I finished 4 whole books during my reading marathon, and then yesterday I only read half a book. I wonder how long I could keep up a pace of 3 books per day, though as my sister pointed out this would be tough to do while reading big books like War and Peace. It is tempting to try out this long distance reading challenge in February, which has the advantage of being a shorter month. I won’t read so fast that I can’t enjoy what I read, and I consider blogging about books and looking up background images and info on Pinterest and elsewhere to be part of reading a book, so even during a long reading marathon, I will still be reading with my computer handy, and not just racing through books. The real trick is finding ways to keep the cat entertained long enough to read more than 5 pages at a sitting. Solve that problem and I could be reading 4-5 books per day every day.
In addition to My Quest for the Yeti and Raise the Titanic!, which I wrote about earlier, I also finished Lavender Lies, by Susan Wittig Albert, and The Omega Theory, by Mark Alpert. All of these four books are from the first shelves of their sections at my local public library, and count towards my Read Your Library reading challenge as well. The book I am now reading, The Outlander, by Gil Adamson, is also a book checked out for that challenge.

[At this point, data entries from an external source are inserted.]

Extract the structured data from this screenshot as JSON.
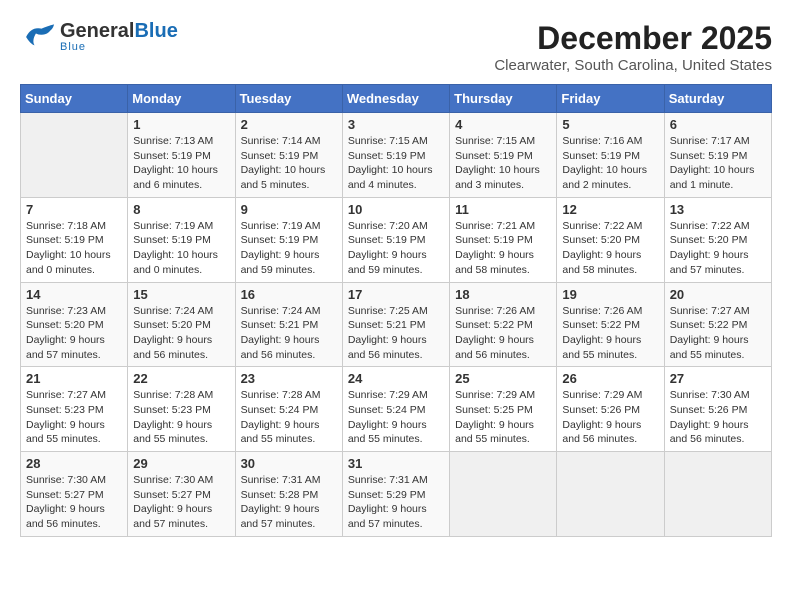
{
  "header": {
    "logo_general": "General",
    "logo_blue": "Blue",
    "logo_sub": "Blue",
    "month": "December 2025",
    "location": "Clearwater, South Carolina, United States"
  },
  "days_of_week": [
    "Sunday",
    "Monday",
    "Tuesday",
    "Wednesday",
    "Thursday",
    "Friday",
    "Saturday"
  ],
  "weeks": [
    [
      {
        "day": "",
        "info": ""
      },
      {
        "day": "1",
        "info": "Sunrise: 7:13 AM\nSunset: 5:19 PM\nDaylight: 10 hours\nand 6 minutes."
      },
      {
        "day": "2",
        "info": "Sunrise: 7:14 AM\nSunset: 5:19 PM\nDaylight: 10 hours\nand 5 minutes."
      },
      {
        "day": "3",
        "info": "Sunrise: 7:15 AM\nSunset: 5:19 PM\nDaylight: 10 hours\nand 4 minutes."
      },
      {
        "day": "4",
        "info": "Sunrise: 7:15 AM\nSunset: 5:19 PM\nDaylight: 10 hours\nand 3 minutes."
      },
      {
        "day": "5",
        "info": "Sunrise: 7:16 AM\nSunset: 5:19 PM\nDaylight: 10 hours\nand 2 minutes."
      },
      {
        "day": "6",
        "info": "Sunrise: 7:17 AM\nSunset: 5:19 PM\nDaylight: 10 hours\nand 1 minute."
      }
    ],
    [
      {
        "day": "7",
        "info": "Sunrise: 7:18 AM\nSunset: 5:19 PM\nDaylight: 10 hours\nand 0 minutes."
      },
      {
        "day": "8",
        "info": "Sunrise: 7:19 AM\nSunset: 5:19 PM\nDaylight: 10 hours\nand 0 minutes."
      },
      {
        "day": "9",
        "info": "Sunrise: 7:19 AM\nSunset: 5:19 PM\nDaylight: 9 hours\nand 59 minutes."
      },
      {
        "day": "10",
        "info": "Sunrise: 7:20 AM\nSunset: 5:19 PM\nDaylight: 9 hours\nand 59 minutes."
      },
      {
        "day": "11",
        "info": "Sunrise: 7:21 AM\nSunset: 5:19 PM\nDaylight: 9 hours\nand 58 minutes."
      },
      {
        "day": "12",
        "info": "Sunrise: 7:22 AM\nSunset: 5:20 PM\nDaylight: 9 hours\nand 58 minutes."
      },
      {
        "day": "13",
        "info": "Sunrise: 7:22 AM\nSunset: 5:20 PM\nDaylight: 9 hours\nand 57 minutes."
      }
    ],
    [
      {
        "day": "14",
        "info": "Sunrise: 7:23 AM\nSunset: 5:20 PM\nDaylight: 9 hours\nand 57 minutes."
      },
      {
        "day": "15",
        "info": "Sunrise: 7:24 AM\nSunset: 5:20 PM\nDaylight: 9 hours\nand 56 minutes."
      },
      {
        "day": "16",
        "info": "Sunrise: 7:24 AM\nSunset: 5:21 PM\nDaylight: 9 hours\nand 56 minutes."
      },
      {
        "day": "17",
        "info": "Sunrise: 7:25 AM\nSunset: 5:21 PM\nDaylight: 9 hours\nand 56 minutes."
      },
      {
        "day": "18",
        "info": "Sunrise: 7:26 AM\nSunset: 5:22 PM\nDaylight: 9 hours\nand 56 minutes."
      },
      {
        "day": "19",
        "info": "Sunrise: 7:26 AM\nSunset: 5:22 PM\nDaylight: 9 hours\nand 55 minutes."
      },
      {
        "day": "20",
        "info": "Sunrise: 7:27 AM\nSunset: 5:22 PM\nDaylight: 9 hours\nand 55 minutes."
      }
    ],
    [
      {
        "day": "21",
        "info": "Sunrise: 7:27 AM\nSunset: 5:23 PM\nDaylight: 9 hours\nand 55 minutes."
      },
      {
        "day": "22",
        "info": "Sunrise: 7:28 AM\nSunset: 5:23 PM\nDaylight: 9 hours\nand 55 minutes."
      },
      {
        "day": "23",
        "info": "Sunrise: 7:28 AM\nSunset: 5:24 PM\nDaylight: 9 hours\nand 55 minutes."
      },
      {
        "day": "24",
        "info": "Sunrise: 7:29 AM\nSunset: 5:24 PM\nDaylight: 9 hours\nand 55 minutes."
      },
      {
        "day": "25",
        "info": "Sunrise: 7:29 AM\nSunset: 5:25 PM\nDaylight: 9 hours\nand 55 minutes."
      },
      {
        "day": "26",
        "info": "Sunrise: 7:29 AM\nSunset: 5:26 PM\nDaylight: 9 hours\nand 56 minutes."
      },
      {
        "day": "27",
        "info": "Sunrise: 7:30 AM\nSunset: 5:26 PM\nDaylight: 9 hours\nand 56 minutes."
      }
    ],
    [
      {
        "day": "28",
        "info": "Sunrise: 7:30 AM\nSunset: 5:27 PM\nDaylight: 9 hours\nand 56 minutes."
      },
      {
        "day": "29",
        "info": "Sunrise: 7:30 AM\nSunset: 5:27 PM\nDaylight: 9 hours\nand 57 minutes."
      },
      {
        "day": "30",
        "info": "Sunrise: 7:31 AM\nSunset: 5:28 PM\nDaylight: 9 hours\nand 57 minutes."
      },
      {
        "day": "31",
        "info": "Sunrise: 7:31 AM\nSunset: 5:29 PM\nDaylight: 9 hours\nand 57 minutes."
      },
      {
        "day": "",
        "info": ""
      },
      {
        "day": "",
        "info": ""
      },
      {
        "day": "",
        "info": ""
      }
    ]
  ]
}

I like the Darling Dahlias series better- I had a hard time at first working out where this story was taking place (they’re in a small town in Texas). I am also not a wedding person, so a story set around a wedding was not really my idea of fun. At least there were characters who might sympathize with my perspective. I liked the plot, a murder mystery whose details I won’t spoil here, but I did have the mystery worked out correctly by about half-way through the book. I like feeling clever, but in this case it felt more like the characters were being dense, because they had enough information to solve the case when I did, and they needed a lot more time to work it out.
As with the other books I’ve read by this author, this book included more than just the murder mystery. This novel starts out with a recipe for pecan cookies, and ends with a bunch of recipes for foods and other stuff using lavender, along with brief notes about growing your own lavender. I am tempted to try growing some this year.
I thought the writing was a bit unpolished and flat for the first 80 pages or so, which made it tough getting into the story. I found the conclusion awfully sappy and awkward, too, actually, but the middle was good. Once the action started picking up, Alpert could get into the quantum physics stuff he really wanted to be writing about, and I liked this stuff a lot. The Omega Theory is an example of a book written as a vehicle for publishing the author’s favorite geeky science theories. In this story, an autistic boy has memorized the full set of equations for a ‘unified theory’ that completely describes the building blocks of the universe. Somehow, the bad guys can use this set of equations to destroy the universe. One must suspend disbelief a bit to accept this threat as plausible, but it kinda works. I’d have read another book during my readathon, maybe, if I had not gotten distracted with explaining my own pet theory of the structure of the universe to my cat. (In my theory, the whole universe is made up of waves, and where they intersect or overlap you get patterns of interference that we perceive as matter and energy. It gets a bit more complicated than that, but not by much, and it makes some sense that one might cause a particular vibration that could shock the whole system.)
Now I am finishing one of the books I checked out from the library yesterday, The Outlander, in which a woman who killed her husband escapes and is on the run, heading west through Canada in the early 1900’s. So far it’s pretty good.
What are you reading? Have you read any of the books or authors I’ve mentioned in this post?